▶ INPUT DATA:

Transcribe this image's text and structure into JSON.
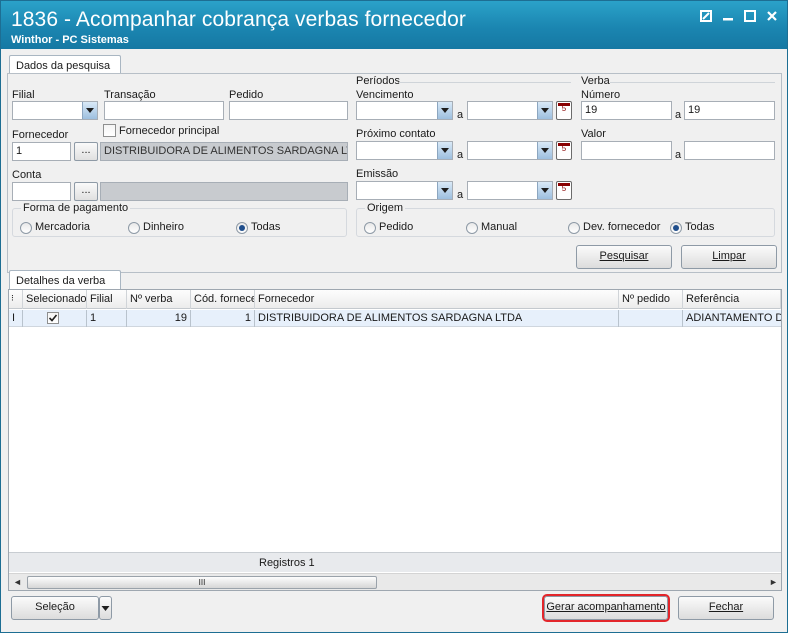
{
  "window": {
    "title": "1836 - Acompanhar cobrança verbas fornecedor",
    "subtitle": "Winthor - PC Sistemas",
    "controls": [
      "restore-icon",
      "minimize-icon",
      "maximize-icon",
      "close-icon"
    ]
  },
  "tabs": {
    "search": "Dados da pesquisa",
    "details": "Detalhes da verba"
  },
  "search": {
    "filial_label": "Filial",
    "filial_value": "",
    "transacao_label": "Transação",
    "transacao_value": "",
    "pedido_label": "Pedido",
    "pedido_value": "",
    "fornecedor_label": "Fornecedor",
    "fornecedor_code": "1",
    "fornecedor_name": "DISTRIBUIDORA DE ALIMENTOS SARDAGNA LTDA",
    "lookup_btn": "...",
    "fornecedor_principal_label": "Fornecedor principal",
    "fornecedor_principal_checked": false,
    "conta_label": "Conta",
    "conta_value": "",
    "conta_desc": "",
    "periodos_label": "Períodos",
    "vencimento_label": "Vencimento",
    "proximo_contato_label": "Próximo contato",
    "emissao_label": "Emissão",
    "range_sep": "a",
    "verba_label": "Verba",
    "numero_label": "Número",
    "numero_from": "19",
    "numero_to": "19",
    "valor_label": "Valor",
    "valor_from": "",
    "valor_to": "",
    "calendar_glyph": "5"
  },
  "forma_pagamento": {
    "title": "Forma de pagamento",
    "options": [
      "Mercadoria",
      "Dinheiro",
      "Todas"
    ],
    "selected": "Todas"
  },
  "origem": {
    "title": "Origem",
    "options": [
      "Pedido",
      "Manual",
      "Dev. fornecedor",
      "Todas"
    ],
    "selected": "Todas"
  },
  "actions": {
    "pesquisar": "Pesquisar",
    "limpar": "Limpar"
  },
  "grid": {
    "columns": [
      "Selecionado",
      "Filial",
      "Nº verba",
      "Cód. fornece",
      "Fornecedor",
      "Nº pedido",
      "Referência"
    ],
    "rows": [
      {
        "indicator": "I",
        "selecionado": true,
        "filial": "1",
        "num_verba": "19",
        "cod_fornecedor": "1",
        "fornecedor": "DISTRIBUIDORA DE ALIMENTOS SARDAGNA LTDA",
        "num_pedido": "",
        "referencia": "ADIANTAMENTO DE"
      }
    ],
    "footer": "Registros 1",
    "scroll_thumb": "III"
  },
  "bottom": {
    "selecao": "Seleção",
    "gerar": "Gerar acompanhamento",
    "fechar": "Fechar"
  },
  "colors": {
    "titlebar": "#1b86b1",
    "highlight": "#e3262b",
    "row_selected": "#e7f0fb"
  }
}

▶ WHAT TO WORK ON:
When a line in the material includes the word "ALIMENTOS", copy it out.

▶ EXPECTED ANSWER:
    "fornecedor_name": "DISTRIBUIDORA DE ALIMENTOS SARDAGNA LTDA",
        "fornecedor": "DISTRIBUIDORA DE ALIMENTOS SARDAGNA LTDA",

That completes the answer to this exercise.